The countries with the lowest prevalence of coke consumption are in Eastern Europe. In Poland and Lithuania, only 0.7 per cent of adults will consume the drug in their lifetime, followed by Slovakia (0.9 per cent).

Malta (0.5 per cent) also has notably low levels of consumption over a person’s lifetime. It is the general norm that men outnumber women among drug users, and so is the case for cocaine consumption. According to EMCDDA, 7.8 per cent of men will consume cocaine during their lifetime, compared with 5.2 per cent of women.

Cocaine is white, not dark; sniffed not injected; consumed in trendy discos, not in cities’ gutters; it is the mental fuel of society’s winners, not the dope of losers,” Antonio Maria Costa, the former head of the United Nations Office on Drugs and Crime, famously said.

“[But] drug addiction is a disease and must be prevented and treated like any other illness, like tuberculosis or HIV. Drug control is not a moral issue. It is not a political or ideological issue – there should be no political left or right. It is a health issue”.

Over 50,000 people entered rehab treatment for cocaine abuse in Europe, according to the 2021 European Drug Report: 15 per cent were women, and 85 per cent men.

The mean age for first treatment entry is 35 years old, more than a decade after the mean age when users first consume at 23 years old.

The COVID-19 pandemic brought with it a fair reduction in cocaine use, likely because of the closure of night spots and entertainment venues. However, recent analyses suggest that usage levels have returned to pre-pandemic levels.

Record amounts of cocaine continue to be seized every year, notably in Antwerp in Belgium, the leading port for cocaine seizures in Europe.

This continued increase, the EMCDDA says, combined with other indicators, suggests that the upward trend in the availability of this drug observed over the last few years has not changed.

Drug deaths overall in the EU

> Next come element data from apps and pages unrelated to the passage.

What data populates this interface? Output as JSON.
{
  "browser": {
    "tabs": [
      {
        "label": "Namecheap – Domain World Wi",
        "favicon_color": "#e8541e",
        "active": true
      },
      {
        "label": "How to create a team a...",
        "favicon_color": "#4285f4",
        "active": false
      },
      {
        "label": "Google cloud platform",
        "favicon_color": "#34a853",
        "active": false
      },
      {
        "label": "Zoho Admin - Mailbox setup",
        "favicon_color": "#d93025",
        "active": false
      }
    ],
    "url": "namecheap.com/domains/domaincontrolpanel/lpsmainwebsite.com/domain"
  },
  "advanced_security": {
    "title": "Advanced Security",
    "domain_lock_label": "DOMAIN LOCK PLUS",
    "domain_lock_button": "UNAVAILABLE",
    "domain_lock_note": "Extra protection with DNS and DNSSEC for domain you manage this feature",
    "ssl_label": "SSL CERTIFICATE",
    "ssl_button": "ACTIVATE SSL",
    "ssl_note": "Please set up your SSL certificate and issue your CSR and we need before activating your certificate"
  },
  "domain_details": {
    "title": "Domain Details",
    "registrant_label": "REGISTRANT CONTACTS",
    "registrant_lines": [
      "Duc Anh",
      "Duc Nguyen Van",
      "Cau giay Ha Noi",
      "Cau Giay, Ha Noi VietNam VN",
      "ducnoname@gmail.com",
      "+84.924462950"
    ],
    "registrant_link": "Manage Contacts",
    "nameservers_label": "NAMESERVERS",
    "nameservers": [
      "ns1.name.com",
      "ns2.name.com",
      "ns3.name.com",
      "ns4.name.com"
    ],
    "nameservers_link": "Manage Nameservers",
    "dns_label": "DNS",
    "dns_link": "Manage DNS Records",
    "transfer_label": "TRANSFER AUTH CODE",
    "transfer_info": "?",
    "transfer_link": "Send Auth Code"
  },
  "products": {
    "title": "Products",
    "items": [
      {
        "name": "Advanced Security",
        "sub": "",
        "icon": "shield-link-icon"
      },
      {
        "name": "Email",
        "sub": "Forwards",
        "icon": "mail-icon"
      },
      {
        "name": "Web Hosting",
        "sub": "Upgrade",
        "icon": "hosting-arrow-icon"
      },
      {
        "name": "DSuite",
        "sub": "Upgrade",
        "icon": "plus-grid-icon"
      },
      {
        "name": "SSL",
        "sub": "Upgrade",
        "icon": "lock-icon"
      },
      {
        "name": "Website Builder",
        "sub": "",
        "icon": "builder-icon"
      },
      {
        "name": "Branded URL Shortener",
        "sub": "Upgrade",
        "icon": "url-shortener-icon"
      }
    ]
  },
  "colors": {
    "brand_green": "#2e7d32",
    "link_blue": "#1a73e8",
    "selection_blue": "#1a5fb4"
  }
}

The mortality rate due to drug overdoses in the European Union, as noted in the 2022 European Drug Report, was estimated at 15 deaths per million in the adult population, the equivalent of over 5,800 yearly deaths involving one or more illicit drugs.

That estimate rises to more than 6,400 deaths when non-EU members Norway and Turkey are included. When we look at the evolution of drug-induced mortality rates per million among adults, an upward curve becomes apparent since 2012, with a peak in 2017 before dropping slightly back down. However, despite the rapid “recovery” after 2017, mortality rates remain higher when compared to 2012.

An increase in drug-induced mortality rates has been noted overall, particularly among teenagers and all age categories above 35. The 50-64 age group also saw a significant surge, recording an 82 per cent increase.

EMCDDA says this reflects the ageing nature of Europe’s opioid-using population in most countries.

These deaths among drug users are considered mostly premature, predominantly affecting people in their thirties and forties. Men account for three-quarters of them.

Drug-related mortality is a complex definition because there are two components present; deaths directly caused by illegal drugs and those who die from drug-related causes, for example, people who lose their lives due to diseases spread by sharing needles like AIDS and hepatitis.

The drug-induced deaths definition the EMCDDA uses is “people who die directly due to use of illegal substances,” although they clarify these often occur in combination with other substances, such as alcohol or psychoactive medicines.

Germany, Sweden, Spain, and France together accounted for almost half (48 per cent) of the European total number of drug-related deaths.

The EMCDDA attributes this partly to the size of the at-risk populations in these countries, but also to under-reporting in certain other countries.

In terms of a gender split, 21 per cent of drug-induced deaths were women and 79 per cent were men; 39 per cent of them were between 25-39 years old, and 45 per cent were between 40 and 64, with a mean age of 41 years old.